(TO DO) Which lines in the data below contain the string "server"? Show each one.

..............................

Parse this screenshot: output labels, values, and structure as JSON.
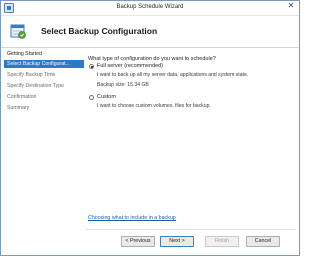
{
  "window": {
    "title": "Backup Schedule Wizard",
    "close_glyph": "✕"
  },
  "header": {
    "title": "Select Backup Configuration",
    "icon": "backup-calendar-icon"
  },
  "nav": {
    "items": [
      {
        "label": "Getting Started",
        "state": "completed"
      },
      {
        "label": "Select Backup Configurat...",
        "state": "active"
      },
      {
        "label": "Specify Backup Time",
        "state": "pending"
      },
      {
        "label": "Specify Destination Type",
        "state": "pending"
      },
      {
        "label": "Confirmation",
        "state": "pending"
      },
      {
        "label": "Summary",
        "state": "pending"
      }
    ]
  },
  "content": {
    "question": "What type of configuration do you want to schedule?",
    "options": [
      {
        "label": "Full server (recommended)",
        "selected": true,
        "description": "I want to back up all my server data, applications and system state.",
        "detail": "Backup size: 15.34 GB"
      },
      {
        "label": "Custom",
        "selected": false,
        "description": "I want to choose custom volumes, files for backup.",
        "detail": ""
      }
    ],
    "help_link": "Choosing what to include in a backup"
  },
  "buttons": {
    "previous": "< Previous",
    "next": "Next >",
    "finish": "Finish",
    "cancel": "Cancel"
  },
  "colors": {
    "accent": "#2b79c7",
    "link": "#1c5dab"
  }
}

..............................

(RESULT)
        "label": "Full server (recommended)",
        "description": "I want to back up all my server data, applications and system state.",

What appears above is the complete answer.